** Directions for this task **
Whenever the word "JSON" appears in a line of the listing, copy that line.
-.-.-
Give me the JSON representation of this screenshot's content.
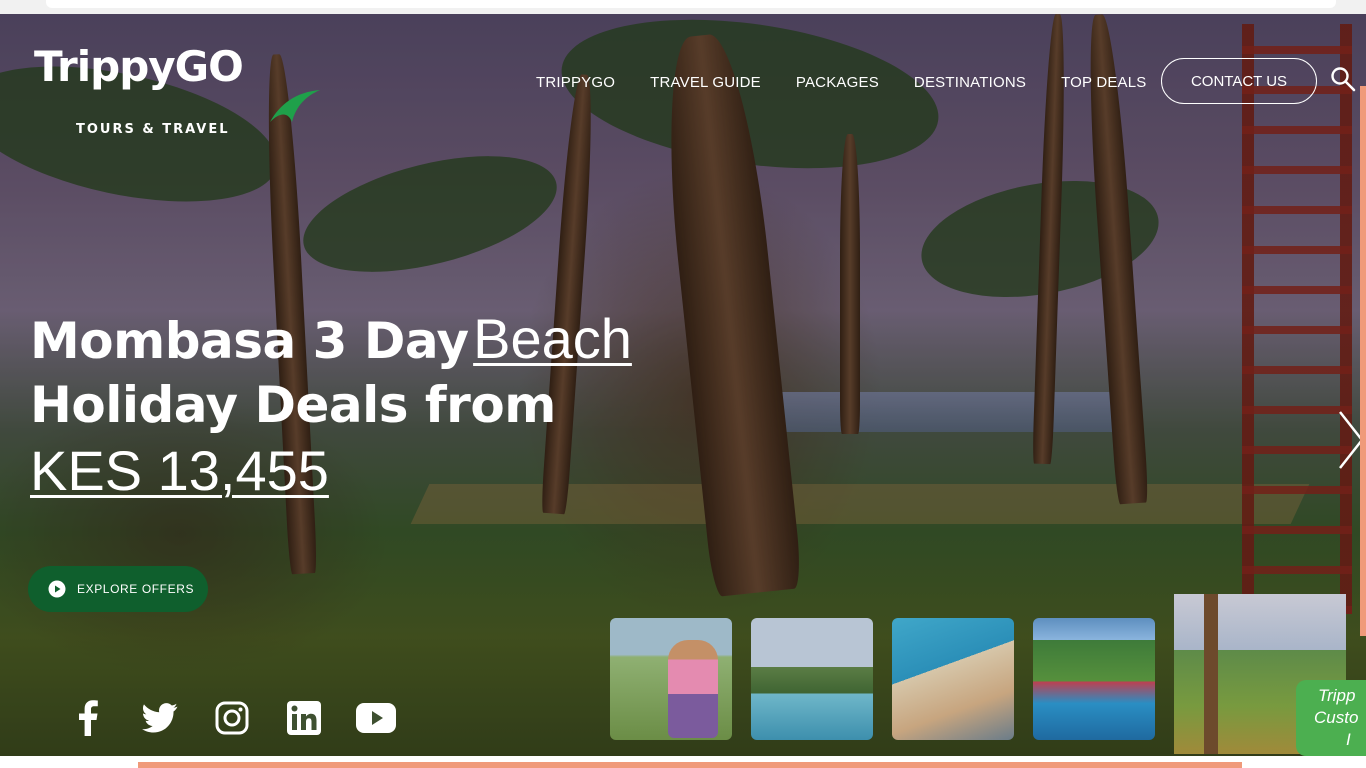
{
  "brand": {
    "name": "TrippyGO",
    "tagline": "TOURS & TRAVEL",
    "accent_color": "#0f5f2d",
    "leaf_color": "#1fa04a"
  },
  "nav": {
    "items": [
      {
        "label": "TRIPPYGO"
      },
      {
        "label": "TRAVEL GUIDE"
      },
      {
        "label": "PACKAGES"
      },
      {
        "label": "DESTINATIONS"
      },
      {
        "label": "TOP DEALS"
      }
    ],
    "contact_label": "CONTACT US",
    "search_icon": "search-icon"
  },
  "hero": {
    "headline_part1": "Mombasa 3 Day",
    "headline_link1": "Beach",
    "headline_part2": "Holiday Deals from",
    "headline_link2": "KES 13,455",
    "cta_label": "EXPLORE OFFERS",
    "cta_icon": "play-circle-icon"
  },
  "socials": [
    {
      "icon": "facebook-icon"
    },
    {
      "icon": "twitter-icon"
    },
    {
      "icon": "instagram-icon"
    },
    {
      "icon": "linkedin-icon"
    },
    {
      "icon": "youtube-icon"
    }
  ],
  "thumbnails": [
    {
      "icon": "thumbnail-traveler"
    },
    {
      "icon": "thumbnail-pool"
    },
    {
      "icon": "thumbnail-poolside"
    },
    {
      "icon": "thumbnail-resort"
    },
    {
      "icon": "thumbnail-beach-garden"
    }
  ],
  "carousel": {
    "next_icon": "chevron-right-icon"
  },
  "chat_badge": {
    "lines": [
      "Tripp",
      "Custo",
      "I"
    ],
    "color": "#4caf50"
  },
  "accent_color": "#f09a7a"
}
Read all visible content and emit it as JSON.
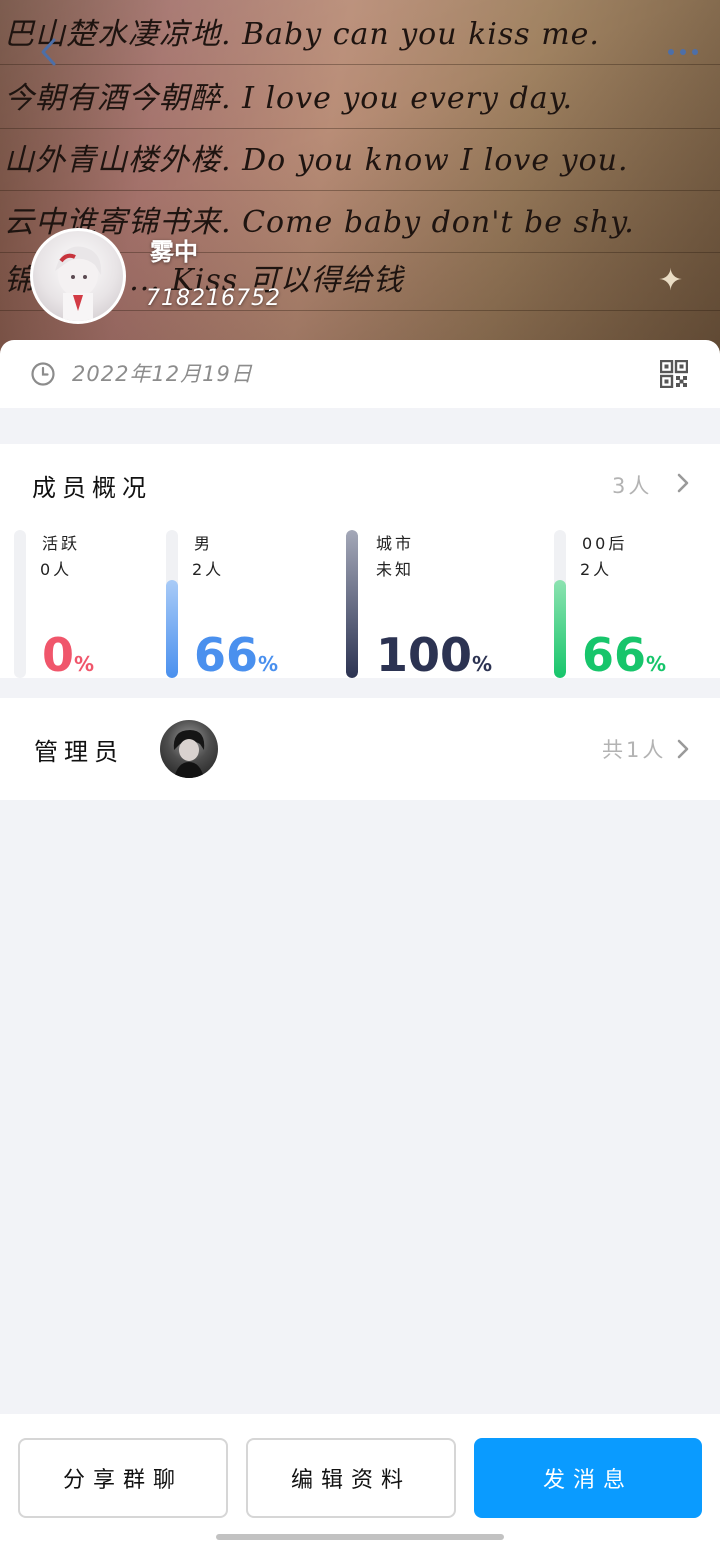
{
  "banner": {
    "lines": [
      "巴山楚水凄凉地. Baby can you kiss me.",
      "今朝有酒今朝醉. I love you every day.",
      "山外青山楼外楼. Do you know I love you.",
      "云中谁寄锦书来. Come baby don't be shy.",
      "锦 ... 十 ... Kiss 可以得给钱"
    ],
    "star": "✦"
  },
  "group": {
    "name": "雾中",
    "id": "718216752"
  },
  "date": {
    "text": "2022年12月19日"
  },
  "members": {
    "title": "成员概况",
    "count": "3人",
    "stats": [
      {
        "label": "活跃",
        "sub": "0人",
        "value": "0",
        "unit": "%",
        "percent": 0,
        "color": "#f0566b",
        "fill_from": "#f0566b",
        "fill_to": "#f0566b"
      },
      {
        "label": "男",
        "sub": "2人",
        "value": "66",
        "unit": "%",
        "percent": 66,
        "color": "#4a90ee",
        "fill_from": "#a9cbf7",
        "fill_to": "#4a90ee"
      },
      {
        "label": "城市",
        "sub": "未知",
        "value": "100",
        "unit": "%",
        "percent": 100,
        "color": "#2c3352",
        "fill_from": "#a4a8b8",
        "fill_to": "#2c3352"
      },
      {
        "label": "00后",
        "sub": "2人",
        "value": "66",
        "unit": "%",
        "percent": 66,
        "color": "#17c56b",
        "fill_from": "#8de3b1",
        "fill_to": "#17c56b"
      }
    ]
  },
  "admin": {
    "title": "管理员",
    "count": "共1人"
  },
  "buttons": {
    "share": "分享群聊",
    "edit": "编辑资料",
    "message": "发消息"
  },
  "colors": {
    "primary": "#0a9bff",
    "background": "#f2f3f7"
  }
}
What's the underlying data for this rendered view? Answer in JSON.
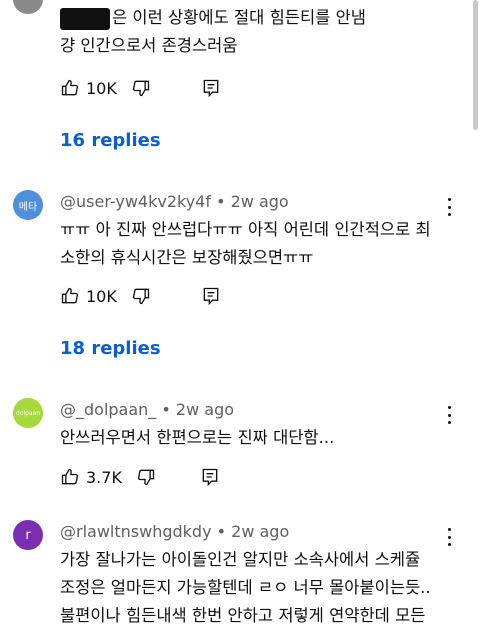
{
  "comments": [
    {
      "handle": "",
      "time": "",
      "lines": [
        "은 이런 상황에도 절대 힘든티를 안냄",
        "걍 인간으로서 존경스러움"
      ],
      "likes": "10K",
      "replies": "16 replies"
    },
    {
      "avatar_text": "메타",
      "avatar_color": "#4f8fdc",
      "handle": "@user-yw4kv2ky4f • 2w ago",
      "lines": [
        "ㅠㅠ 아 진짜 안쓰럽다ㅠㅠ 아직 어린데 인간적으로 최",
        "소한의 휴식시간은 보장해줬으면ㅠㅠ"
      ],
      "likes": "10K",
      "replies": "18 replies"
    },
    {
      "avatar_text": "dolpaan",
      "avatar_color": "#a7d93b",
      "handle": "@_dolpaan_ • 2w ago",
      "lines": [
        "안쓰러우면서 한편으로는 진짜 대단함..."
      ],
      "likes": "3.7K"
    },
    {
      "avatar_text": "r",
      "avatar_color": "#7b2fb0",
      "handle": "@rlawltnswhgdkdy • 2w ago",
      "lines": [
        "가장 잘나가는 아이돌인건 알지만 소속사에서 스케쥴",
        "조정은 얼마든지 가능할텐데 ㄹㅇ 너무 몰아붙이는듯..",
        "불편이나 힘든내색 한번 안하고 저렇게 연약한데 모든"
      ]
    }
  ]
}
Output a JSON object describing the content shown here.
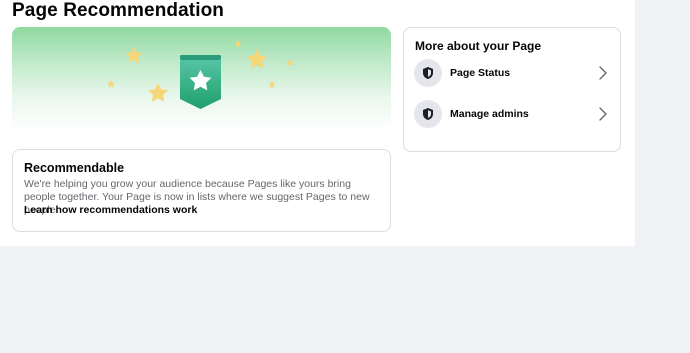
{
  "page": {
    "title": "Page Recommendation"
  },
  "recommendable": {
    "title": "Recommendable",
    "description": "We're helping you grow your audience because Pages like yours bring people together. Your Page is now in lists where we suggest Pages to new people.",
    "link": "Learn how recommendations work"
  },
  "more": {
    "title": "More about your Page",
    "items": [
      {
        "label": "Page Status",
        "icon": "shield-icon"
      },
      {
        "label": "Manage admins",
        "icon": "shield-icon"
      }
    ]
  },
  "colors": {
    "accent_green": "#2fb67c",
    "star_yellow": "#f5d77a"
  }
}
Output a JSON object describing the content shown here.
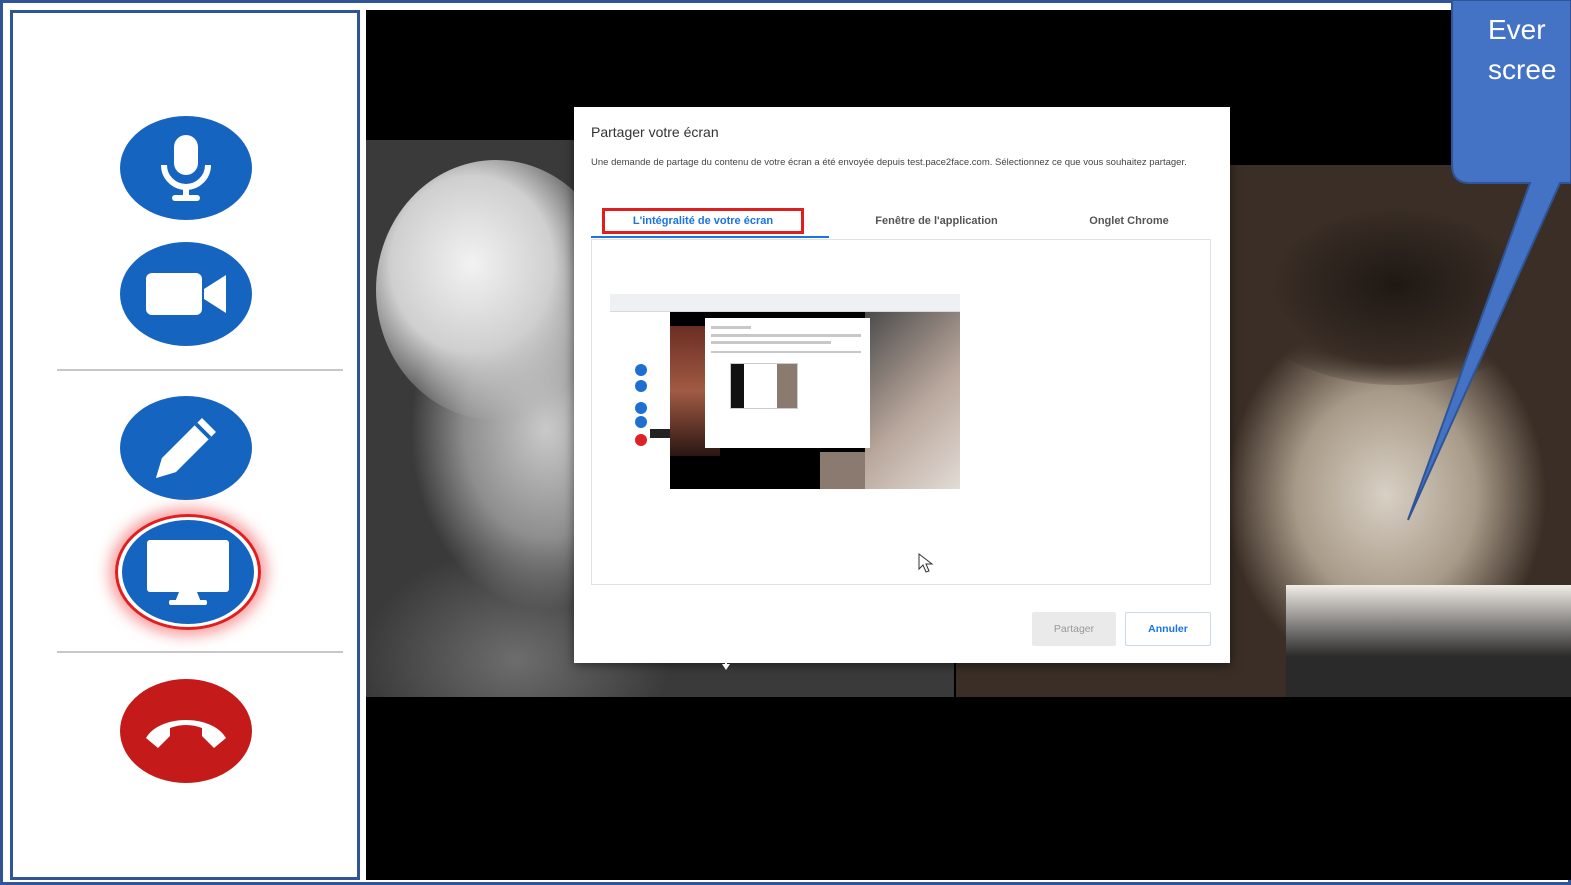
{
  "dialog": {
    "title": "Partager votre écran",
    "description": "Une demande de partage du contenu de votre écran a été envoyée depuis test.pace2face.com. Sélectionnez ce que vous souhaitez partager.",
    "tabs": [
      {
        "label": "L'intégralité de votre écran",
        "selected": true
      },
      {
        "label": "Fenêtre de l'application",
        "selected": false
      },
      {
        "label": "Onglet Chrome",
        "selected": false
      }
    ],
    "share_button": "Partager",
    "cancel_button": "Annuler"
  },
  "sidebar": {
    "buttons": [
      {
        "name": "microphone",
        "icon": "microphone-icon"
      },
      {
        "name": "camera",
        "icon": "video-camera-icon"
      },
      {
        "name": "annotate",
        "icon": "pencil-icon"
      },
      {
        "name": "screen-share",
        "icon": "monitor-icon",
        "highlighted": true
      },
      {
        "name": "hang-up",
        "icon": "phone-hangup-icon"
      }
    ]
  },
  "callout": {
    "line1": "Ever",
    "line2": "scree"
  },
  "colors": {
    "accent": "#1565c0",
    "hangup": "#c41a1a",
    "highlight": "#e01e1e",
    "callout": "#4472c4",
    "frame": "#2f5597"
  }
}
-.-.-
** Expected output **
Give me the JSON representation of this screenshot's content.
Read all visible content and emit it as JSON.
What's the underlying data for this rendered view? Answer in JSON.
Output a JSON object describing the content shown here.
Output a JSON object describing the content shown here.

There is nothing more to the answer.